A revised and updated recipe! In the 7 years since I originally posted this recipe, chicken karaage has gotten much better known in the western world. In the U.S. a lot of people now call it JFC, or Japanese Fried Chicken. I've tweaked the recipe a bit and cleared up the instructions, but fundamentally it's the same recipe I learned from my mom, decades ago.
This is my absolute favorite way to make, and eat, fried chicken. Unlike other types of fried chicken, karaage never leaves me feeling greasy and slightly gross afterwards. Perhaps it's the ginger in the marinade, or the crispy-light surface, or the liberal squeeze of lemon added before eating. In any case, chicken araage is juicy and so crispy when hot, and still succulent when cold. It's great for bentos. My mom used to set aside a couple of pieces from dinner for my bento the next day all the time when I was growing up.
The kara part of the word karaage refers to China, meaning that this method of preparing chicken was probably inspired by China. (The age means deep-fried.) In spite of its probable origins, I really haven't encountered a Chinese dish that is exactly like this, though there are many deep-fried chicken dishes in Chinese cuisine of course. The method of marinating meat in fresh ginger to get rid of any gaminess or so, which is quite disliked in both Japanese and Chinese cooking generally, is fundamentally Chinese I believe.

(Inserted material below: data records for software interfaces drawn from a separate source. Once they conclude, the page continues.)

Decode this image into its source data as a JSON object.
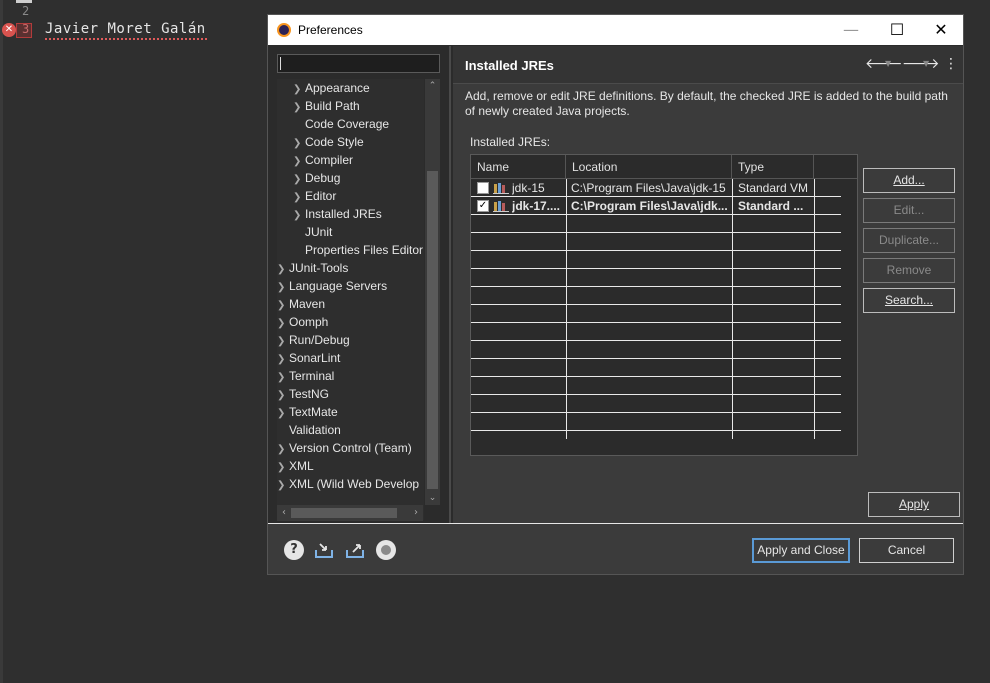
{
  "editor": {
    "line_numbers": [
      "2",
      "3"
    ],
    "code_line": "Javier Moret Galán"
  },
  "dialog": {
    "title": "Preferences",
    "window_controls": {
      "minimize": "—",
      "maximize": "☐",
      "close": "✕"
    },
    "filter_value": "",
    "tree": [
      {
        "label": "Appearance",
        "expandable": true,
        "level": 1
      },
      {
        "label": "Build Path",
        "expandable": true,
        "level": 1
      },
      {
        "label": "Code Coverage",
        "expandable": false,
        "level": 1
      },
      {
        "label": "Code Style",
        "expandable": true,
        "level": 1
      },
      {
        "label": "Compiler",
        "expandable": true,
        "level": 1
      },
      {
        "label": "Debug",
        "expandable": true,
        "level": 1
      },
      {
        "label": "Editor",
        "expandable": true,
        "level": 1
      },
      {
        "label": "Installed JREs",
        "expandable": true,
        "level": 1
      },
      {
        "label": "JUnit",
        "expandable": false,
        "level": 1
      },
      {
        "label": "Properties Files Editor",
        "expandable": false,
        "level": 1
      },
      {
        "label": "JUnit-Tools",
        "expandable": true,
        "level": 0
      },
      {
        "label": "Language Servers",
        "expandable": true,
        "level": 0
      },
      {
        "label": "Maven",
        "expandable": true,
        "level": 0
      },
      {
        "label": "Oomph",
        "expandable": true,
        "level": 0
      },
      {
        "label": "Run/Debug",
        "expandable": true,
        "level": 0
      },
      {
        "label": "SonarLint",
        "expandable": true,
        "level": 0
      },
      {
        "label": "Terminal",
        "expandable": true,
        "level": 0
      },
      {
        "label": "TestNG",
        "expandable": true,
        "level": 0
      },
      {
        "label": "TextMate",
        "expandable": true,
        "level": 0
      },
      {
        "label": "Validation",
        "expandable": false,
        "level": 0
      },
      {
        "label": "Version Control (Team)",
        "expandable": true,
        "level": 0
      },
      {
        "label": "XML",
        "expandable": true,
        "level": 0
      },
      {
        "label": "XML (Wild Web Develop",
        "expandable": true,
        "level": 0
      }
    ],
    "page": {
      "title": "Installed JREs",
      "description": "Add, remove or edit JRE definitions. By default, the checked JRE is added to the build path of newly created Java projects.",
      "table_label": "Installed JREs:",
      "columns": [
        "Name",
        "Location",
        "Type"
      ],
      "rows": [
        {
          "checked": false,
          "name": "jdk-15",
          "location": "C:\\Program Files\\Java\\jdk-15",
          "type": "Standard VM",
          "bold": false
        },
        {
          "checked": true,
          "name": "jdk-17....",
          "location": "C:\\Program Files\\Java\\jdk...",
          "type": "Standard ...",
          "bold": true
        }
      ],
      "buttons": {
        "add": "Add...",
        "edit": "Edit...",
        "duplicate": "Duplicate...",
        "remove": "Remove",
        "search": "Search..."
      },
      "apply": "Apply"
    },
    "footer": {
      "help_glyph": "?",
      "apply_and_close": "Apply and Close",
      "cancel": "Cancel"
    }
  }
}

This is a really simple recipe; just be careful of the oil and you'll be fine. You can make karaage with breast meat, but I think it's much better with the dark thigh meat. And, I know that skin-off is allegedly healthier, but it's so much crispier with the skin left on.
By Makiko Itoh
Published: April 29, 2004
Classic, crispy Japanese-style fried chicken. My Japanese mom's recipe, so guaranteed to be good.
Prep time: 10 min :: Cook time: 20 min :: Total time: 30 min
Yield: 10 to 12 pieces
Serving size: 3-4 pieces as part of a Japanese meal or in a bento
Cut up the chicken thighs into bite-sized pieces. You can take off the skin if you like, though it does make the chicken crispier.
Peel and grate the piece of ginger. A microplane grater  works great for this task.
Put the chicken pieces in a bowl. Add the grated ginger, soy sauce and sake, and mix well. Let marinate for a minimum of 10 minutes. Around 30 minutes is ideal. If marinating for more than an hour (say, overnight), use 1 tablespoon soy sauce, then add the other 2 tablespoons just before you're ready to cook them; this prevents the salt in the soy sauce from drawing out too much moisture from the chicken.
Heat the oil; if using a temperature-controlled fryer or a thermometer, aim for 180°C / 355°F. If not, a test with a single piece of chicken or a small piece of skin. Toss enough potato or cornstarch into the marinated chicken (drain off a bit of the marinade if it's too watery first) so that each piece is completely coated. Fry the chicken pieces a few at a time until a deep golden brown.
Drain well - a wire rack is best for this, but paper towels work too.
Serve with lemon wedges. Some people like to add a sprinkling of grated yuzu peel and/or sansho pepper.
Potato starch, or katakuriko, is standard for karaage in Japan. It creates a wonderfully light, crispy, greaseless surface. It's not that easy to get a hold of in many places though (look in a Japanese grocery store), so __cornstarch__ (cornflour in the UK) is an acceptable substitute.
Note that you can marinate this for as little as 10 minutes and it will taste really good. I prefer not to marinate it for more than 30 minutes, to let the flavor of the chicken shine through.
If you cannot use sake, substitute one of the following (they are listed in order of preference): sherry, mirin, Chinese xiaoxing (shaoxing) wine (the label should say 紹興酒). If you can't use alcohol at all, add a pinch of sugar for the slight sweet flavor, and leave it at that. Vinegar is __not__ a good substitute for sake even if some websites and cookbooks say it is. Sake does not taste anything like vinegar.
For an explanation of why sake and ginger are used in the marinade - besides for flavor - see this article .
A thermometer is the most accurate tool for measuring temperatures of course, but here's a Japanese cooking trick for testing oil temperature that's surprisingly reliable. Just put in a pair of long cooking chopsticks (saibashi) vertically into the pan of oil, so the tips touch the bottom.The smaller and faster the bubbles rise out of the porous bamboo, the hotter the oil. For karaage the bubbles should be quite small and fast. You can buy saibashi at Japanese grocery stores as well as Chinese ones. Be sure to get bamboo ones, no plastic, or this trick won't work.
I have a variation of this recipe, in which the chicken pieces are tossed in a tangy green onion-ginger sauce, in my Just Bento Cookbook . The tangy sauce makes the karaage really sing in a bento. This variation was recently adapted and featured as part of a Cook The Book week on Serious Eats .